This post has been updated and moved to my professional website. You can find it here: www.justinkhughes.com.
Are you “addicted” to having a good mood? The all-out fascination with having a good mood might be distracting you from living meaningfully.
What is your highest priority? Relationships? Money? Status? Fun? God? Adventure? Let’s get honest- if pushed and prodded, what is your greatest care? What do you spend the most time thinking about?
Too often, we are sold a shallow mantra: “As long as you’re happy.” “Do whatever makes you feel good.” Much of advertising, promotion, and sales center on these mantras (including counseling). From landscaping to love, if we can feel better as a result, why not do it?
The problem is, the elusive search for the “holy grail” of our lives can often end bitterly. Why? People often don’t get happy by pursuing it alone. Happiness doesn’t come as a result of selfish hoarding (just type in “research on happiness” in a search engine). People who only care about their happiness have a name- they’re called narcissists and self-absorbed. I have been- and can be- this type of person. There is a better way.
Psychology, though I love it so, misses the point when it answers life’s biggest questions with: “Does it make you happy?” How about, “Who am I?” “What do I want to be known for?” “What is God’s will?” “What is my purpose?”
Don’t let yourself be reduced to a bottom-feeder by taking what comes your way. Look deeper. You are valuable and fascinating and unique and amazing. YOU. Created in God’s image. Filled with purpose. Now go get ’em.
Explore with me a little bit.
In looking up some popular quotes on manhood, I couldn’t escape the concept of strength, war, and suffering. Why?
“Adversity toughens manhood, and the characteristic of the good or the great man is not that he has been exempt from the evils of life, but that he has surmounted them” (Patrick Henry).
“…We (modern society) make men without chests and expect of them virtue and enterprise. We laugh at honor and are shocked to find traitors in our midst. We castrate and bid the geldings be fruitful” (C.S. Lewis).
“In the meanest are all the materials of manhood, only they are not rightly disposed” (Henry David Thoreau).
“[Battle] brings out all that is best; it removes all that is base. All men are afraid in battle. The coward is the one who lets his fear overcome his sense of duty. Duty is the essence of manhood” (General George S. Patton).
“A man must at times be hard as nails: willing to face up to the truth about himself, and about the woman he loves, refusing compromise when compromise is wrong. But he must also be tender. No weapon will breach the armor of a woman’s resentment like tenderness” (Elisabeth Elliot).
Though all people face challenges and adversity, men are defined through it. How they respond, how they love, and how their strength comes through- when it does to the benefit of a greater purpose- is manhood at its best.

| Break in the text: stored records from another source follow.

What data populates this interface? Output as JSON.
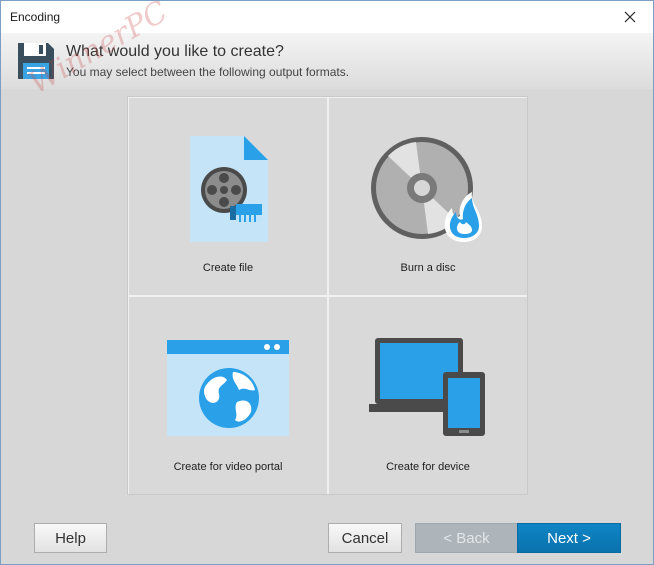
{
  "window": {
    "title": "Encoding"
  },
  "header": {
    "title": "What would you like to create?",
    "subtitle": "You may select between the following output formats.",
    "icon": "floppy-disk-icon"
  },
  "watermark": "WinnerPC",
  "options": [
    {
      "label": "Create file",
      "icon": "movie-file-icon"
    },
    {
      "label": "Burn a disc",
      "icon": "burn-disc-icon"
    },
    {
      "label": "Create for video portal",
      "icon": "web-globe-icon"
    },
    {
      "label": "Create for device",
      "icon": "laptop-phone-icon"
    }
  ],
  "buttons": {
    "help": "Help",
    "cancel": "Cancel",
    "back": "< Back",
    "next": "Next >"
  },
  "colors": {
    "accent": "#0a7bbf",
    "icon_blue": "#29a0e8",
    "light_blue": "#c5e4f8"
  }
}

Thus, I believe that one of the best features of a man, when lived properly, is utilizing strength and evoking it in others. This is often reduced merely to a show of muscle or forceful behavior. But a man who uses his strength well will sacrifice for the good of others, will boost others to achieve higher goals, and will welcome pain and suffering upon himself if it means the greater good of those he loves and seeks to care for.
“No man has ever risen to the stature of spiritual manhood until he has found that it is finer to serve somebody else than it is to serve himself” (Woodrow Wilson).
Our culture is in crisis for men who are men. And I am not talking about work on a battlefield, doing manual labor, or loving UFC fights. How can you display strength for the good and benefit of others and for a greater purpose? For a lot of you, I have raised more questions than I have answered. That’s a little bit of the point. When a man uses strength well, he will also lead others well.
In Part IV, we will explore Purpose #2: Men are built to LEAD in some fashion.